Kharkov ’43 – PC Game Review
Panzer Campaigns: Kharkov ‘43. PC Game. John Tiller Software. John Tiller. $39.95.
Passed Inspection: Pleasant graphics, excellent sound effects. Detailed strategic scope but easy to learn. Challenging AI.
Failed Basic: The 3D view is uninspiring. Turns can last a little too long.
Almost every aspect of World War II combat is modeled in this amazingly detailed game.
John Tiller Software has released amazingly detailed strategic and tactical wargames which challenge the player without overloading his or her mind with tons of rules and keystrokes. While designing for the wargamer, Tiller has also designed simulations for the military. With this new release using his classic Panzer Campaign game engine, John Tiller Software concentrates their scope on the German push during the Eastern front battles of Kharkov in 1943. It was these battles which developed in to the Kursk Salient and the massive armor battles to come. Battles which saw the German military lose their edge in the East as the Reich was pushed back on itself from three sides.
Panzer Campaigns: Kharkov ’43 comes with a wonderful PDF manual over 100 pages in length. It is well written and serves as both a nice reference source and a testament to the forethought of the game design. While all elements of the manual do not necessarily apply to the Kharkov ’43 game alone, the rules tempt the taste buds of the strategic wargame connoisseur to sample more selections from the menu of this company. I have not been so excited by a selection of strategic wargames since the glory days of SSI’s releases on the Commodore 64 and the Amiga.
The game itself covers the three phases of the battle in a battalion/company size scale were each hex equals one kilometer and each turn is equal to two hours. The game can be played in several different views of the traditional 2D, unit notation counters or in a 3D view with icons instead of counters. The 3D view is neither terribly dramatic nor interesting so I preferred playing it with traditional counters. Each unit is rated for command, mobility, fire power and other factors.
There are over 3000 individually rated units in the game representing everything from German tanks, assault guns, infantry, SS units, artillery, and even Italian units which served on the Russian front. The Russian units feature the Russian Guards with their heavy armor as well as a variety of other types including the dreaded Katyusha rocket launchers whose sound sends shivers down my spine as I’m sure it must have to the actual combatants.
Speaking of sound effects, the programmers really spotlighted the dramatic aspect that sound can add to a game. When your units move by train, you hear the clatter on the tracks and the sound of the train whistle. When artillery fires you hear the scream of shells piercing the air. Tank tracks clatter, and infantry boots hit the ground—kudos to the programmers for exploring the fascinating aspects of sound in strategic war games.
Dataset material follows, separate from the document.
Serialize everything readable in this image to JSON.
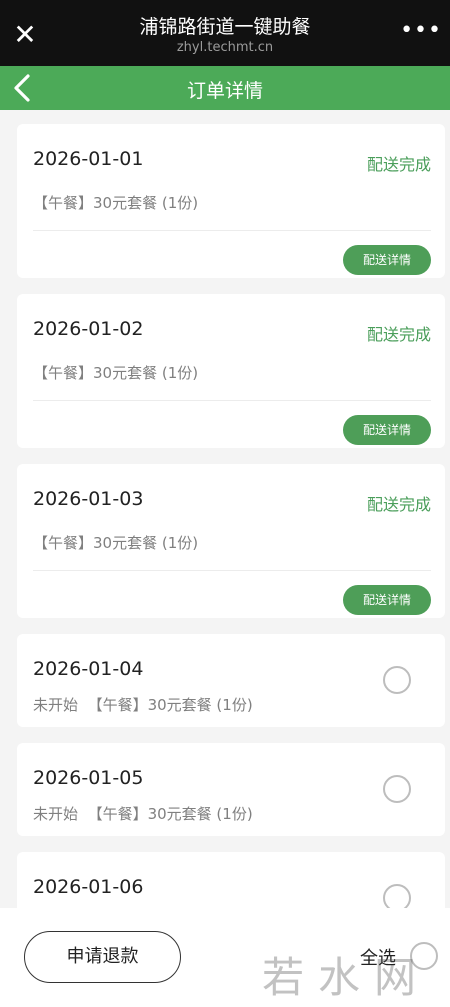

Almost every aspect of World War II combat is modeled in this amazingly detailed game. Units can dig in, limber and unlimber artillery, move by rail, re-organize armored units to move quickly by road (which can become deadly fast if you are attacked while in a road travel line), call in air support both for ground strikes and reconnaissance, lay land mines, etc. After each two hour turn, the computer gives you a complete report of your armies including what units are out of command, re-organizing after battle damage, getting replacements troops, trucks or tanks, rallied from disruptions or routes, etc. For each turn you also have a weather report. The game also tracks the hours of the day and night and how the time of day reflects combat conditions.
The artificial intelligence is incredibly competent without being annoyingly infallible. A tribute to the programming skills of John Tiller Software. For those who wish to challenge their friends to a great wargame, options are available for play by email. LAN play, two player hot seat, or live internet play. Single-player games may be played from both the Russian or German sides.
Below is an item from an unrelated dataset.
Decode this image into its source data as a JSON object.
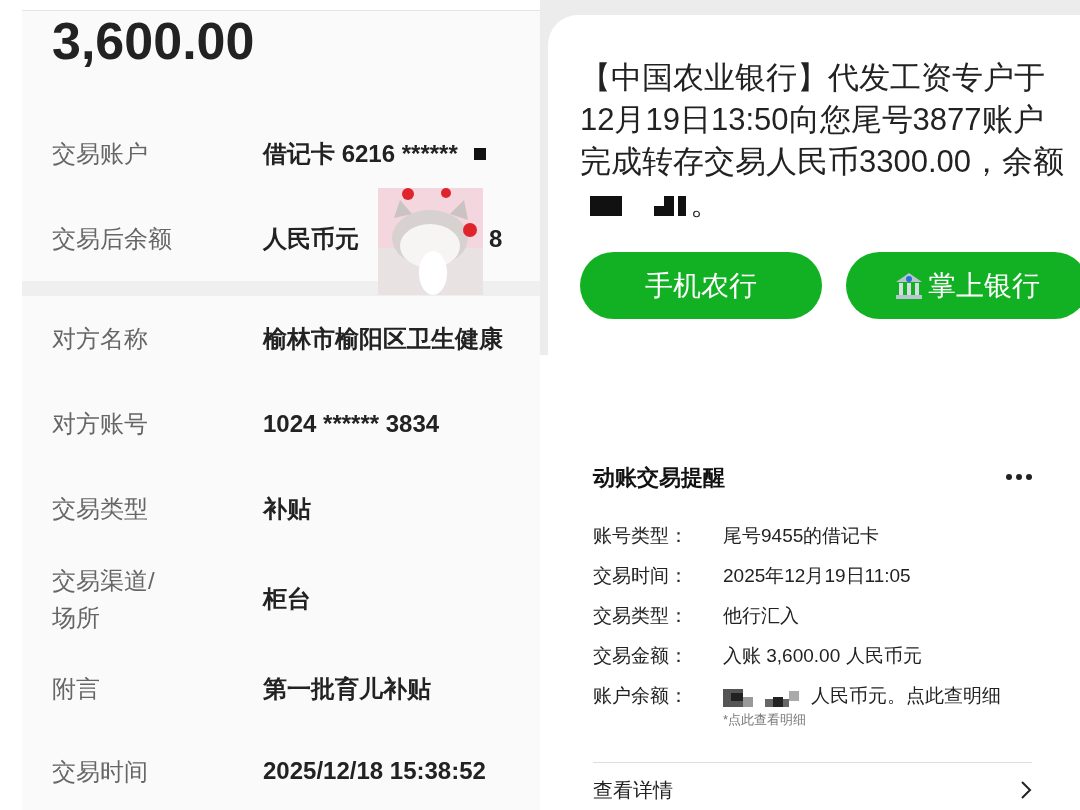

The game map itself is huge; the hex-based map covers over 95,000 hexes of detailed terrain. But don’t let this overwhelm you; the players can zoom in to specific areas for a detailed view of units and terrain. You can also scroll around the map in both zoom in and zoom out mode.
The only downside to the scope covered by this game is the time it takes for the turns to play out. Sometimes, it takes up to an hour to cover each two-hour turn as you wait and watch the computer move and attack with each unit. This can make a 48-turn game scenario take 24 hours to complete. It does make for an incredible play-hours-to-price-ratio though.
All in all, Panzer Campaigns: Kharkov ’43 is a must for any fan of strategic war games and a tribute to the programming skills of John Tiller Software.
Armchair General Rating: 94 %
About the author:
A college film instructor and founder of Nouveau Cinema Group, Inc., an organization which rescues old movie theaters, Richard Martin has also worked in the legal and real estate professions, is involved in video production, film criticism, sports shooting and is an avid World War I and II gamer who can remember war games which came in plastic bags and cost $2.99 (he’s really that old)!